Supplied data:

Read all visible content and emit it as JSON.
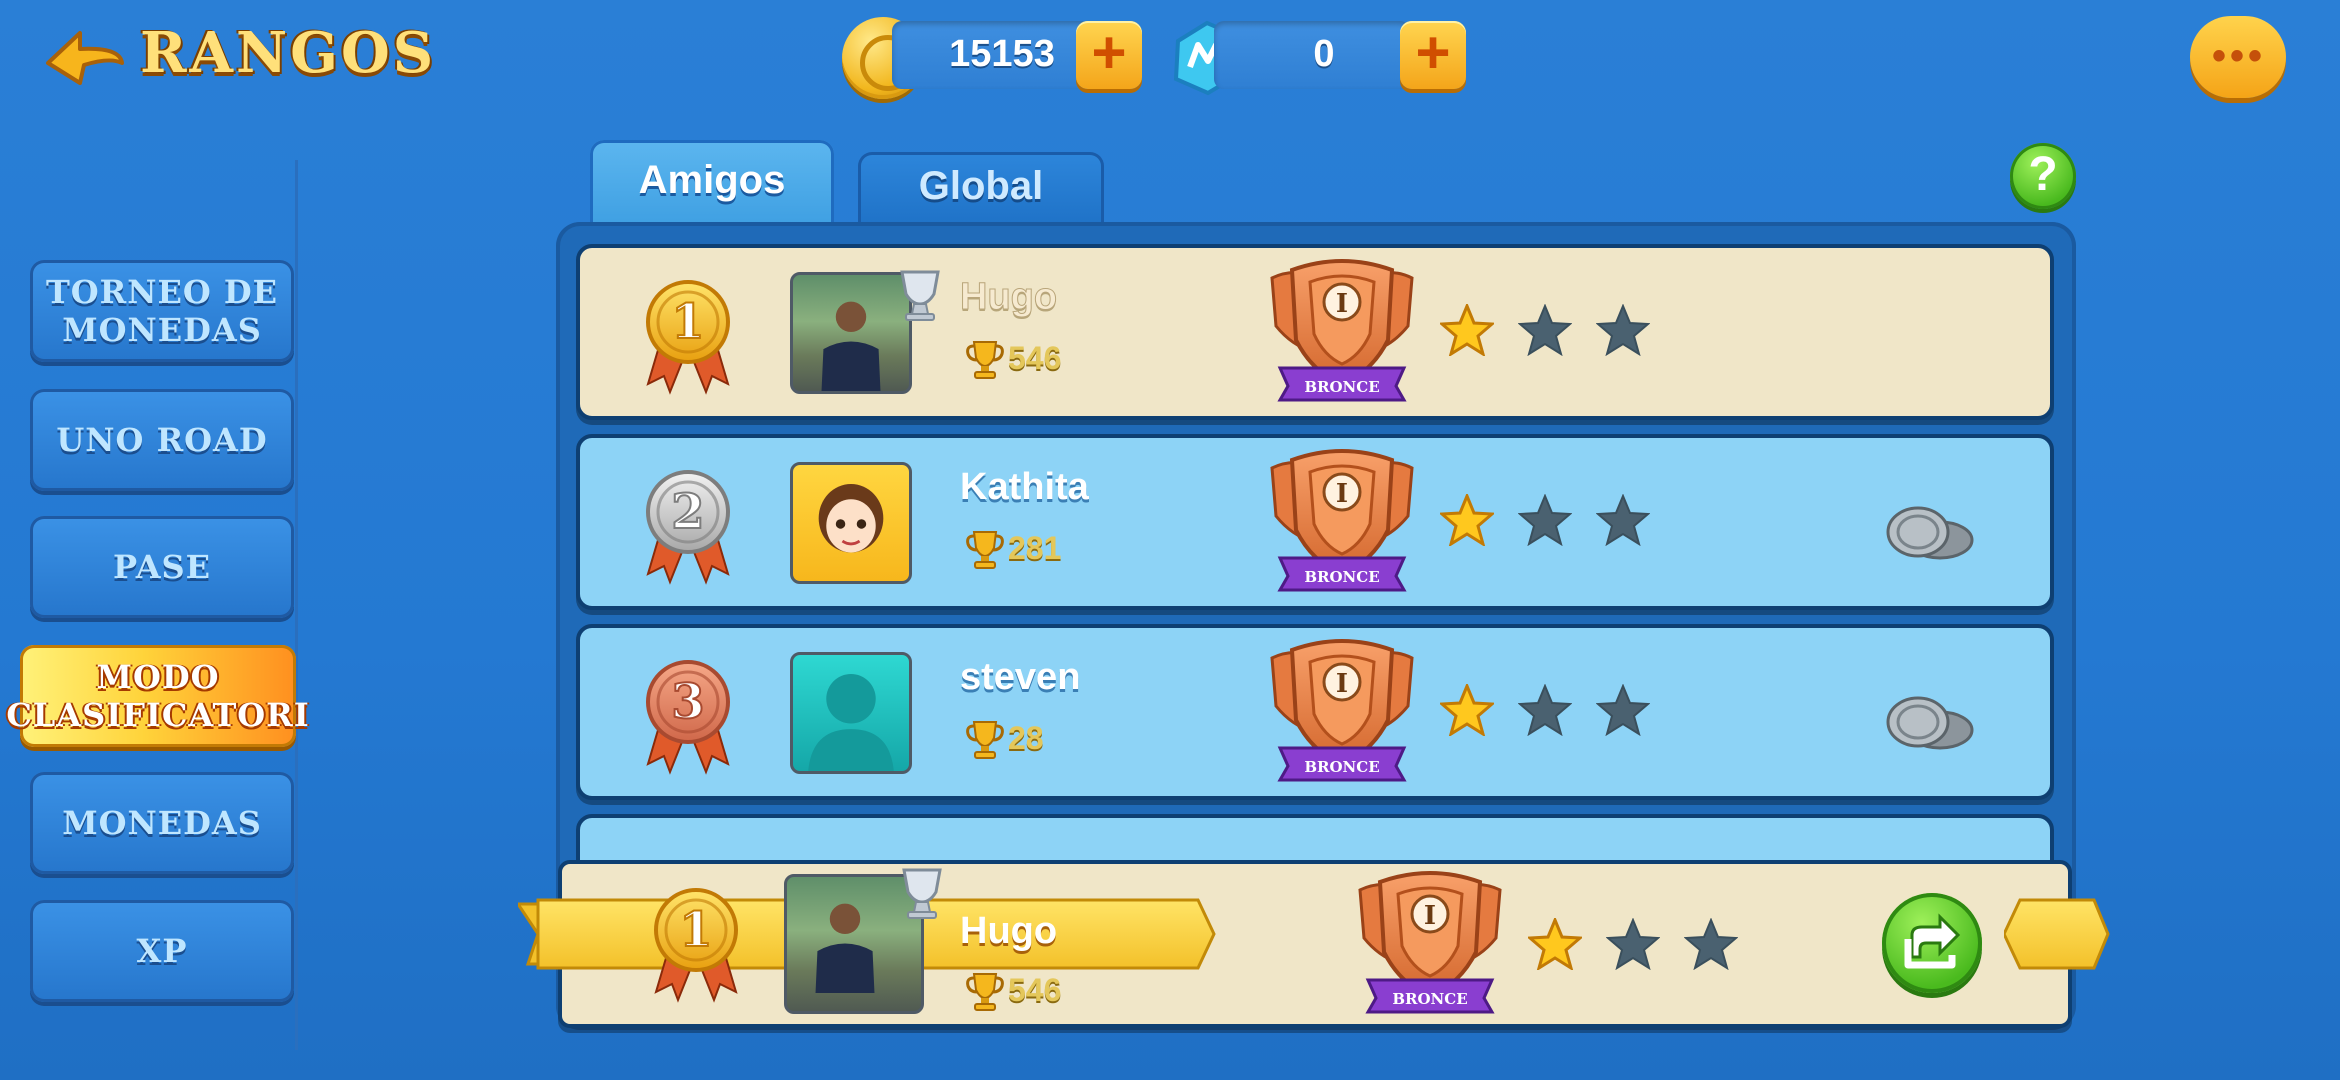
{
  "header": {
    "title": "RANGOS",
    "back_icon": "back-arrow-icon",
    "coins": {
      "icon": "coin-icon",
      "value": "15153"
    },
    "gems": {
      "icon": "gem-icon",
      "value": "0"
    },
    "plus_label": "+",
    "chat_icon": "chat-bubble-icon",
    "chat_dots": "•••"
  },
  "sidebar": {
    "items": [
      {
        "label": "TORNEO DE MONEDAS",
        "active": false
      },
      {
        "label": "UNO ROAD",
        "active": false
      },
      {
        "label": "PASE",
        "active": false
      },
      {
        "label": "MODO CLASIFICATORI",
        "active": true
      },
      {
        "label": "MONEDAS",
        "active": false
      },
      {
        "label": "XP",
        "active": false
      }
    ]
  },
  "tabs": [
    {
      "label": "Amigos",
      "active": true
    },
    {
      "label": "Global",
      "active": false
    }
  ],
  "help_label": "?",
  "leaderboard": [
    {
      "rank": "1",
      "name": "Hugo",
      "score": "546",
      "league": "BRONCE",
      "tier": "I",
      "stars_filled": 1,
      "stars_total": 3,
      "is_self": true
    },
    {
      "rank": "2",
      "name": "Kathita",
      "score": "281",
      "league": "BRONCE",
      "tier": "I",
      "stars_filled": 1,
      "stars_total": 3,
      "is_self": false
    },
    {
      "rank": "3",
      "name": "steven",
      "score": "28",
      "league": "BRONCE",
      "tier": "I",
      "stars_filled": 1,
      "stars_total": 3,
      "is_self": false
    }
  ],
  "self": {
    "rank": "1",
    "name": "Hugo",
    "score": "546",
    "league": "BRONCE",
    "tier": "I",
    "stars_filled": 1,
    "stars_total": 3,
    "share_icon": "share-icon"
  },
  "colors": {
    "background": "#2479d2",
    "row_self": "#f0e6c8",
    "row_friend": "#8dd3f6",
    "gold": "#f5b71d",
    "bronze": "#e07a3a",
    "league_ribbon": "#8a3ed0"
  }
}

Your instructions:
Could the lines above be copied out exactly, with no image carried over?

Solution to this problem:
Read all visible content and emit it as JSON.
{
  "header": {
    "title": "RANGOS",
    "back_icon": "back-arrow-icon",
    "coins": {
      "icon": "coin-icon",
      "value": "15153"
    },
    "gems": {
      "icon": "gem-icon",
      "value": "0"
    },
    "plus_label": "+",
    "chat_icon": "chat-bubble-icon",
    "chat_dots": "•••"
  },
  "sidebar": {
    "items": [
      {
        "label": "TORNEO DE MONEDAS",
        "active": false
      },
      {
        "label": "UNO ROAD",
        "active": false
      },
      {
        "label": "PASE",
        "active": false
      },
      {
        "label": "MODO CLASIFICATORI",
        "active": true
      },
      {
        "label": "MONEDAS",
        "active": false
      },
      {
        "label": "XP",
        "active": false
      }
    ]
  },
  "tabs": [
    {
      "label": "Amigos",
      "active": true
    },
    {
      "label": "Global",
      "active": false
    }
  ],
  "help_label": "?",
  "leaderboard": [
    {
      "rank": "1",
      "name": "Hugo",
      "score": "546",
      "league": "BRONCE",
      "tier": "I",
      "stars_filled": 1,
      "stars_total": 3,
      "is_self": true
    },
    {
      "rank": "2",
      "name": "Kathita",
      "score": "281",
      "league": "BRONCE",
      "tier": "I",
      "stars_filled": 1,
      "stars_total": 3,
      "is_self": false
    },
    {
      "rank": "3",
      "name": "steven",
      "score": "28",
      "league": "BRONCE",
      "tier": "I",
      "stars_filled": 1,
      "stars_total": 3,
      "is_self": false
    }
  ],
  "self": {
    "rank": "1",
    "name": "Hugo",
    "score": "546",
    "league": "BRONCE",
    "tier": "I",
    "stars_filled": 1,
    "stars_total": 3,
    "share_icon": "share-icon"
  },
  "colors": {
    "background": "#2479d2",
    "row_self": "#f0e6c8",
    "row_friend": "#8dd3f6",
    "gold": "#f5b71d",
    "bronze": "#e07a3a",
    "league_ribbon": "#8a3ed0"
  }
}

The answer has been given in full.